START MATERIAL FOR THIS TASK
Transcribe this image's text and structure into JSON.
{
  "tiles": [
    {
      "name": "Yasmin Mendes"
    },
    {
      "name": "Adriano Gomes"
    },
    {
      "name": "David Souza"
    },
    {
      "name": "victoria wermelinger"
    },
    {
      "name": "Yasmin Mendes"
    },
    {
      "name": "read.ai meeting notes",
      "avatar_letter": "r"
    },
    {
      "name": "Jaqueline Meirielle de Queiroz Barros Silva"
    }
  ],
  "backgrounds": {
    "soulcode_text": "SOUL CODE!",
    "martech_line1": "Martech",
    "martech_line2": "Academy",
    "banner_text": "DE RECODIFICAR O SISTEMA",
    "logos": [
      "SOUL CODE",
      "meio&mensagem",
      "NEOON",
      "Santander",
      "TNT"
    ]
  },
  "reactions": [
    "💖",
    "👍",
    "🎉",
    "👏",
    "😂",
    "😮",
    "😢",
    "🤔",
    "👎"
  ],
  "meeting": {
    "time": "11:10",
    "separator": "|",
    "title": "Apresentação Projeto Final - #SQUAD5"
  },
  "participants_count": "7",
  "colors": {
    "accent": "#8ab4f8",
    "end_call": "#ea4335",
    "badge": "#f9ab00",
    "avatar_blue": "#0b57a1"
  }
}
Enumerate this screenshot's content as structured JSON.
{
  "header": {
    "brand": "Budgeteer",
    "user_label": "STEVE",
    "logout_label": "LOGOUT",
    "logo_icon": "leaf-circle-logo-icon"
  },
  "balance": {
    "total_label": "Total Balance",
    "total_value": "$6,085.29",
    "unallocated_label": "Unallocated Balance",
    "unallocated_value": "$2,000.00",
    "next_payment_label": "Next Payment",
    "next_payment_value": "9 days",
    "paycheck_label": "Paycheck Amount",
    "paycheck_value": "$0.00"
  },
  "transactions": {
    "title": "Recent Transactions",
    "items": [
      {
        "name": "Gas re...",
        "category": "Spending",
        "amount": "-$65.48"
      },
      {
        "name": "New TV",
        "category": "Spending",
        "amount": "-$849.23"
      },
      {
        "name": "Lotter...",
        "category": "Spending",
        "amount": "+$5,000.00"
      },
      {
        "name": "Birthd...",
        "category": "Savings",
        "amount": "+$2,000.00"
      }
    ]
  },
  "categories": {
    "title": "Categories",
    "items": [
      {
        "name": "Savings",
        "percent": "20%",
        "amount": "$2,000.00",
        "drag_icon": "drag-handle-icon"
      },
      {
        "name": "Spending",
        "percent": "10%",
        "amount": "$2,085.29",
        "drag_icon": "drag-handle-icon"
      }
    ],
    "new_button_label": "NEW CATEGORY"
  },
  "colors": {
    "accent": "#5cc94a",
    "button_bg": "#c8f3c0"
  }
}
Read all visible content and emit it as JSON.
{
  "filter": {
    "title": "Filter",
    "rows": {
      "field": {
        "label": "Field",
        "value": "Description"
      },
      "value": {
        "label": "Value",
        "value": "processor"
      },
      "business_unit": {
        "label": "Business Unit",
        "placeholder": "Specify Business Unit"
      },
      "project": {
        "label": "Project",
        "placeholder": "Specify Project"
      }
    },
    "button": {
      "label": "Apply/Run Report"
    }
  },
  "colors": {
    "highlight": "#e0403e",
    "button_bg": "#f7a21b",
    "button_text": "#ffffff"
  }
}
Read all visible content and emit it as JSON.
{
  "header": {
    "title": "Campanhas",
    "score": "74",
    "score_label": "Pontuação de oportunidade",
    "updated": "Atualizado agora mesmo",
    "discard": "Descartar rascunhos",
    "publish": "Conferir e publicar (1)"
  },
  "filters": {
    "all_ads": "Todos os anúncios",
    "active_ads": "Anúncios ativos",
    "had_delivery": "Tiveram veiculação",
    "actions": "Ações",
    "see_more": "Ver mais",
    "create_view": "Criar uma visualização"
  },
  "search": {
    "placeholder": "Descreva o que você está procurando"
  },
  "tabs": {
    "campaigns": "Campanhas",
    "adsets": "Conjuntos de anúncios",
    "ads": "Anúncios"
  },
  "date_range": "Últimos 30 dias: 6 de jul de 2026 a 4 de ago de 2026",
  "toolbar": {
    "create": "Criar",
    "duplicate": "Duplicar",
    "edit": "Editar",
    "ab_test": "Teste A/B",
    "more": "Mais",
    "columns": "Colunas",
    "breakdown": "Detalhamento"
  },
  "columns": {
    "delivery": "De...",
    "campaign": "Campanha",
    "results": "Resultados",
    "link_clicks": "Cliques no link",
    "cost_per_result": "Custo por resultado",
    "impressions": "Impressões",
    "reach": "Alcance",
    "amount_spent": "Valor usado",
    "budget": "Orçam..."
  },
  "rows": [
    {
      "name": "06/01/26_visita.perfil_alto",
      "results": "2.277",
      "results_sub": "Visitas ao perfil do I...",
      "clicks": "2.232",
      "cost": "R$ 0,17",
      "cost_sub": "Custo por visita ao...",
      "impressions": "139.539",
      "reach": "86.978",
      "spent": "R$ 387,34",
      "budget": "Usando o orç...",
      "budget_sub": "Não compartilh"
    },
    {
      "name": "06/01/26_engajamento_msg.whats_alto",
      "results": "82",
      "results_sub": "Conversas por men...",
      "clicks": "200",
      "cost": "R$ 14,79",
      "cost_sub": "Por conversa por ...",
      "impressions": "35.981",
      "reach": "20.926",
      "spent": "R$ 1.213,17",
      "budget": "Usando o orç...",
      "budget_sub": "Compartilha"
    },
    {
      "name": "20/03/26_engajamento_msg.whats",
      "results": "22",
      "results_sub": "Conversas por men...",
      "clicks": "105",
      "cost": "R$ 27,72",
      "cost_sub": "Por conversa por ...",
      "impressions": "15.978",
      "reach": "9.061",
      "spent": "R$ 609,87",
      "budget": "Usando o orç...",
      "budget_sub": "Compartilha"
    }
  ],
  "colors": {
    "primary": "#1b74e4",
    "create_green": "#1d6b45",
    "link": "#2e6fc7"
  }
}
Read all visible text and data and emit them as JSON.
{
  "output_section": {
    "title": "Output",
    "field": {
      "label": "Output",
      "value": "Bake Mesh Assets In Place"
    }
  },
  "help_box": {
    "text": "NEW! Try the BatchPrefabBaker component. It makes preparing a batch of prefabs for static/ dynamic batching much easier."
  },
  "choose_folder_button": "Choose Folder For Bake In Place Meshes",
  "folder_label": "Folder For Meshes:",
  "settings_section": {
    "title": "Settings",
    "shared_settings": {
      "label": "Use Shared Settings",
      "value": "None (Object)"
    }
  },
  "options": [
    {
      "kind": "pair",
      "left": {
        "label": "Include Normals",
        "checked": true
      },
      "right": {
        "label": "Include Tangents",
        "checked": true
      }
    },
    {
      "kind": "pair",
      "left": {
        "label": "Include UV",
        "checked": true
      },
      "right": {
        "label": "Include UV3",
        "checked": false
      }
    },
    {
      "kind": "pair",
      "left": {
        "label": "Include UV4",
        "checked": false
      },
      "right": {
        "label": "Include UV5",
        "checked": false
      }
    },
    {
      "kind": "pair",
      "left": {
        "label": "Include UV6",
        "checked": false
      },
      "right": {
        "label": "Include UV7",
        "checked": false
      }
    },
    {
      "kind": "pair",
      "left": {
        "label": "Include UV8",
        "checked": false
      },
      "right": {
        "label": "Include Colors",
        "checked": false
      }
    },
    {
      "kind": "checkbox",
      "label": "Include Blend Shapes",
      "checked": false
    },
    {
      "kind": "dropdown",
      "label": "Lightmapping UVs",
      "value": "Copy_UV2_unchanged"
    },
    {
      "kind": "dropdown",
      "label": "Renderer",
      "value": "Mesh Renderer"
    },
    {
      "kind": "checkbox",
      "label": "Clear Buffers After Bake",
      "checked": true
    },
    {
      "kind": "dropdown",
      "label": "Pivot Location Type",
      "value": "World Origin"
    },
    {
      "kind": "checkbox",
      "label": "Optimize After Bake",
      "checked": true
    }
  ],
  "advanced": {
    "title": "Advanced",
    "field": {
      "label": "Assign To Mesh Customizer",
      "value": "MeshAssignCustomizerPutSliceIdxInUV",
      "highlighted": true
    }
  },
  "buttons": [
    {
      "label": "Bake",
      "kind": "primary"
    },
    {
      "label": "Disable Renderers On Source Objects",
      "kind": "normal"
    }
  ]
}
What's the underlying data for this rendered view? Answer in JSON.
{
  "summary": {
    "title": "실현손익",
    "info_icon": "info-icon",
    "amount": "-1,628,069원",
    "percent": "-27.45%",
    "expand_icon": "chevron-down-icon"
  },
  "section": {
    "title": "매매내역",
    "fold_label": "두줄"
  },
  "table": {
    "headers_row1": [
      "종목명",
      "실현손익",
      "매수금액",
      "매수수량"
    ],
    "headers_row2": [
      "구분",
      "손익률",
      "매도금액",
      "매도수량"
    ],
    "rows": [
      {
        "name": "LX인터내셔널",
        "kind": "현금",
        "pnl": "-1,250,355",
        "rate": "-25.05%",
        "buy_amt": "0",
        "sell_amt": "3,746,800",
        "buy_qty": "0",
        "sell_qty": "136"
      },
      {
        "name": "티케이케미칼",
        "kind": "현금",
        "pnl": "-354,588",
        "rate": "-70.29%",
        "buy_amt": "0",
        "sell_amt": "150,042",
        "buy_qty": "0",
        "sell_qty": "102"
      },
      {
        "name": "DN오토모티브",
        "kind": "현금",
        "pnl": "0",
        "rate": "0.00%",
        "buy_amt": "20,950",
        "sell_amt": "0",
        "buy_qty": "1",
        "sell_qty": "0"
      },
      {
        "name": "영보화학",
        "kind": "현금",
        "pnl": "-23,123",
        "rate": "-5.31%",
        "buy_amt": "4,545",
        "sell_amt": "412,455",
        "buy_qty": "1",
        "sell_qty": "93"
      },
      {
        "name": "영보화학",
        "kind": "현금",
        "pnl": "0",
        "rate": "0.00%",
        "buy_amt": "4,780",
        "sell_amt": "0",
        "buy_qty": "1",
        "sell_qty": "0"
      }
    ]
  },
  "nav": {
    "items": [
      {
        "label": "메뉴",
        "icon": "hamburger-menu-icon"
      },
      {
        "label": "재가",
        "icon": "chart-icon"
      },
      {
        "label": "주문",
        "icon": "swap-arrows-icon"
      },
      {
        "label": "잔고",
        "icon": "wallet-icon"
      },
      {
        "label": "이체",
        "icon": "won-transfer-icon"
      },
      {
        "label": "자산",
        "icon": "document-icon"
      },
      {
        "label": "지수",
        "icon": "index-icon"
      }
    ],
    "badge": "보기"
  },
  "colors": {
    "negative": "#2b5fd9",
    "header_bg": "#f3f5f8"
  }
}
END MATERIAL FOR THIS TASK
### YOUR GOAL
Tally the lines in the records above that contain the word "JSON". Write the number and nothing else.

### EXERCISE RESULT
6